fear of death

Natalie, at 19 months is determined to swim on her own. She fights my hold on her, kicks, flails her arms, and she imagines that she will swim just like Anna. And yet the moment I let go, she sinks. I watch her body slip just below the surface of the water, and then I grab her, and she comes up sputtering, elated, ready to try again, wriggling out of my hold.

After an hour of this, I was exhausted. I brought the kids up to the house and cooked some alphabet pasta. Then we cut open a mango and munched on some berries and yogurt. Both the kids were water weary and I knew we needed an early bedtime, but then John called from the gallery he was working at and asked if I wanted to go out to eat with some friends.

I told him no, I wasn't hungry and the kids needed an early bedtime. He told me that he was very hungry and I promised to make him some Indian food when he got home. By Indian food, I meant a package of Amy's Natural Palak Paneer. Because I buy these at Costco and he'd already had a few this week, he was none too eager for my offering.

The battery on my phone had died, so our "chat" took place on Gmail, and that last I heard from him, he had said, "I'm coming home soon." If you were to sit him down he would tell another version of the story in which he said he would be home at seven. But I digress.

Our conversation took place at 5:39. He was about 15 minutes up the mountain, so I had no reason to believe he'd be home any later than 6. But 6 came and went and he still wasn't here. I contemplated how windy and perilous those roads are. I loaded the dishwasher, folded laundry, wiped down the table and crawled around on the rug picking up small plastic beads from Anna's most recent project. It was 6:45 and John still wasn't there. I tried to remain calm, but this just didn't make sense.

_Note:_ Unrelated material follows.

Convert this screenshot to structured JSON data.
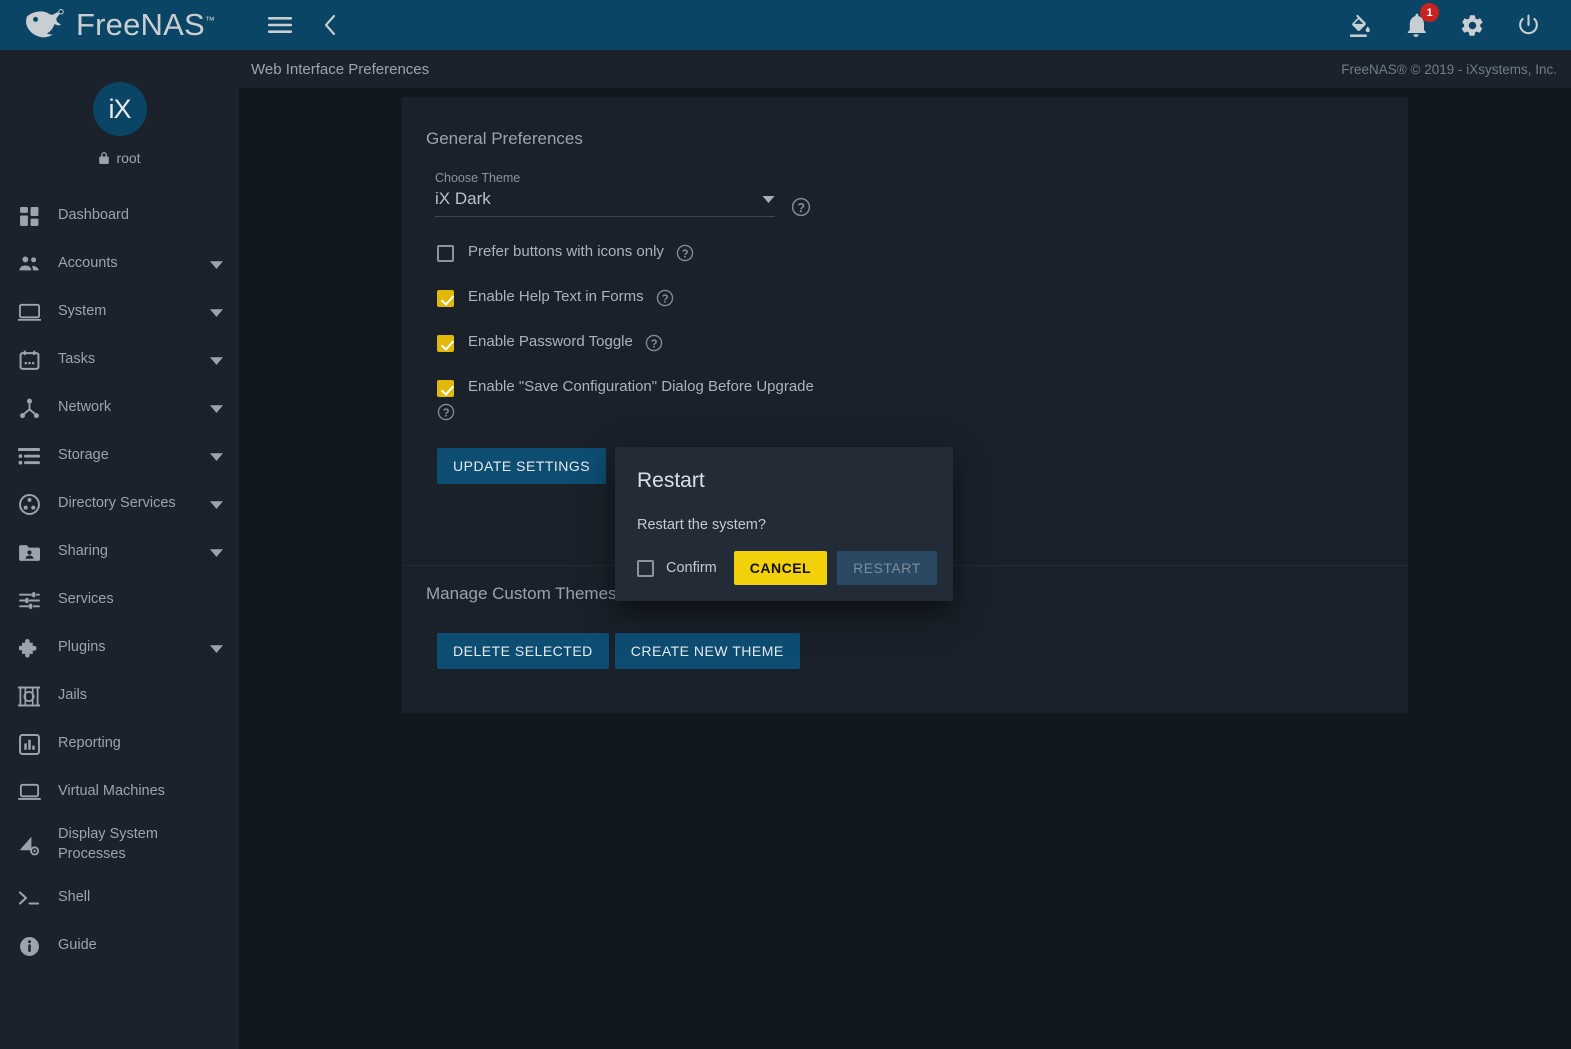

I called his phone, and got a message. That fit well with my growing theory that he'd been a wreck. Of course he couldn't pick up the phone if he was unconscious. It was now seven. I decided I might as well go out on the lanai and eat his Indian food. I watched the sun set over the ocean, listened to the birds calling to each other from the palm trees and thought of how much more enjoyable the sunset would be if he was with me.

Where was he? I thought perhaps it was time to call the police, but I would have to wait for Anna to fall asleep, as she would surely be alarmed by the questions I would ask. I wondered where I should bury him--Hawaii seemed fitting, as he is blossoming here. And yet, if he were to die, why would I stay? My purpose here is tied to him. I guess I'd be wiser to box him up and ship him back to Minnesota, where we could tend the grave. It occurred to me that I would also have to update my Facebook profile, from "married" to "widow."

And then I thought of how sad it would be to tell the folks at the mission, who have waited so long for a priest, that their priest was no more. In particular I thought of an elderly woman who told me on Sunday that she is relieved that John will be able to do her husband's funeral, when the day comes. What would I tell her?

Now on the bright side of things, we could just put this whole Ph.D. business behind us. What a headache that has been! And yet, I don't want to give up any part of this life of ours, I want to be right where I am living this life, with this man--and where, or where is he?

Finally Anna called out, "Dad's here." John came up the stairs. Relief turned to rage. "Where were you?" He countered that he said he'd be home at seven, that I had said that I wasn't planning on a family meal. "But I said I would cook Indian Food for you," I said. "But I didn't want another meal out of box," he said.

Now I was seething. "The last thing I expected, when you returned from the grave, was that you would insult my cooking!"

"Next time I come back from the dead," he said, "I'll try to accentuate the positive."

And then, I heard a soft knocking at the door. I looked out the window and saw a plumeria lei hung over the rail. I opened the door, and there was our houseguest, a cave dweller from Maui. Our squabble would have to wait.

"What's with the lei?" I said. "Well, I wasn't sure you would want it, so I left it outside," he said.

"I would love a lei," I said, bringing it into our home and placing it before the icons, a fragile circle of flowers around the lampada, catching the light and holding it there.